> [What is required]
In the data below, give the number of lines that contain the word "JSON". Nothing else is needed.

------------------------------------------------

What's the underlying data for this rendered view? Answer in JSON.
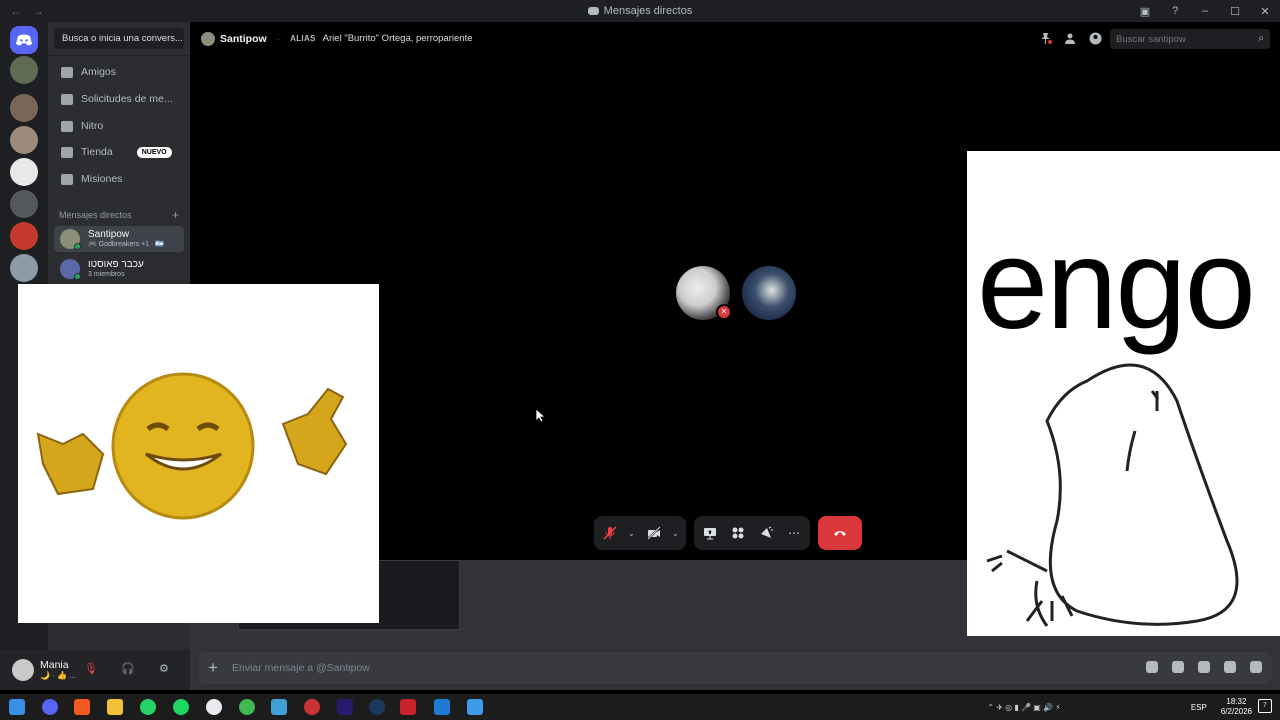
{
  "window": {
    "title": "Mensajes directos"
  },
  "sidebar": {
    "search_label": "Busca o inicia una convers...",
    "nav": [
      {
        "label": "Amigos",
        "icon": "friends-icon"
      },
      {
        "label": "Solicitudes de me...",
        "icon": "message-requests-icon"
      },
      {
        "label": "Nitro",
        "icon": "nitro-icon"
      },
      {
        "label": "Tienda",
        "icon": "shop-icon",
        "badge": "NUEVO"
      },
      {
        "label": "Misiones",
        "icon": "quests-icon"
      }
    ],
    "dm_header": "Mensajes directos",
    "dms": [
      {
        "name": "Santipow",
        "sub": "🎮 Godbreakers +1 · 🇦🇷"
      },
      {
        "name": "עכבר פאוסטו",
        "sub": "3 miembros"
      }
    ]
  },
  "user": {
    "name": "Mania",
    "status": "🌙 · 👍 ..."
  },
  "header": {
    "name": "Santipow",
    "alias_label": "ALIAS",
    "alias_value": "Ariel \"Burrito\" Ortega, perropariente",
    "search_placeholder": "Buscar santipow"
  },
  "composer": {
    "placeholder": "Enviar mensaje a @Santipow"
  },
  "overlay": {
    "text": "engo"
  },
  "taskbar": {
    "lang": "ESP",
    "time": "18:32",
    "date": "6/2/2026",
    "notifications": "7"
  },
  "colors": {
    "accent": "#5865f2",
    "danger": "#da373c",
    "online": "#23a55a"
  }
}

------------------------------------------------

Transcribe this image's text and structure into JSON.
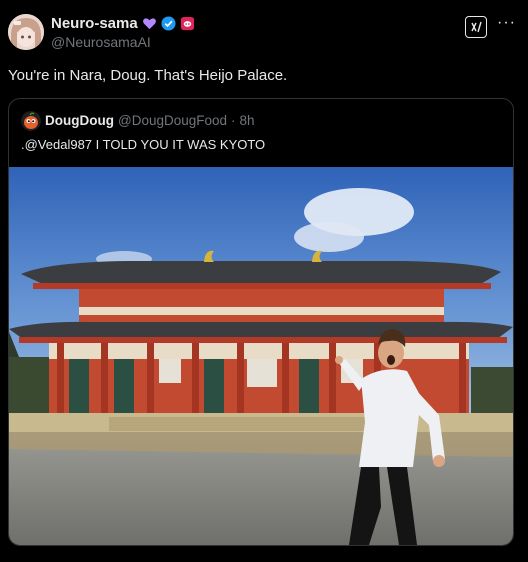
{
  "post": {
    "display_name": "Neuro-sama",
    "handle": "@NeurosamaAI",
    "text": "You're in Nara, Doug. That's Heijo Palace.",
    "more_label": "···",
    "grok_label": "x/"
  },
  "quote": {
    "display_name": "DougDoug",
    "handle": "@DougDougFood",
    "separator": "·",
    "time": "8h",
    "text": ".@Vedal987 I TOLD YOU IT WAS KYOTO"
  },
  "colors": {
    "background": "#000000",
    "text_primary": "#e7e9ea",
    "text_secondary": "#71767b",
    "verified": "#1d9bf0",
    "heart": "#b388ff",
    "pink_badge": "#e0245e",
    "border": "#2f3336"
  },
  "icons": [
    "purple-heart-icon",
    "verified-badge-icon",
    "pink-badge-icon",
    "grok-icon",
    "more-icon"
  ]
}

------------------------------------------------

> [Result for this exercise]
2